C. Other issues
Defendants contend that Plaintiffs only sued Defendants in their official capacity, and that under Hafer v. Melo, 502 U.S. 21, 112 S. Ct. 358, 116 L. Ed. 2d 301 (1991), the suit is actually one against Shelby County. Defendants therefore reason that all individually named Defendants should be dismissed from the complaint. Defendants, however, misconstrue Hafer. In Hafer, the petitioner, Barbara Hafer, claimed that, because she was sued for actions flowing from her position as auditor general of Pennsylvania, she could only be sued in her official capacity. The Supreme Court held that Hafer's position was not supported by its prior decisions and was an unpersuasive interpretation of § 1983. Hafer, 502 U.S. at 27, 112 S. Ct. at 363. The Court found that liability does not turn on whether or not a defendant was acting within his or her official capacity when injuring the plaintiff. Instead, § 1983 exposes a defendant to personal liability whether or not that defendant was acting within the perimeters of his or her official [**32] duties. Id. at 28, 112 S. Ct. at 363. To establish personal liability in a § 1983 action, it is enough to show that the official, acting under color of state law, caused the deprivation of a federal right. Id. at 25, 112 S. Ct. at 362.
In the instant case, Plaintiffs allege that all Defendants had complicity in the events leading to the substance of the unlawful seizure claim. Plaintiffs' Complaint specifically sues each and every Defendant in their individual and official capacity. Under Hafer and the facts alleged, Plaintiffs may do so.

IV. Conclusion
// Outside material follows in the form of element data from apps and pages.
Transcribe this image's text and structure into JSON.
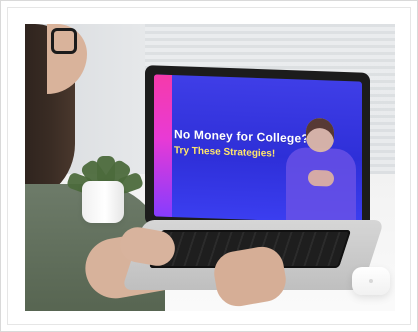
{
  "screen": {
    "title": "No Money for College?",
    "subtitle": "Try These Strategies!"
  }
}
The Court GRANTS Defendants' motion to dismiss Plaintiffs' Fourteenth Amendment claim arising under § 1983. The Court DENIES Defendants' motion to dismiss Plaintiffs' remaining federal and state-law claims.
IT IS SO ORDERED this 30th day of July, 2001.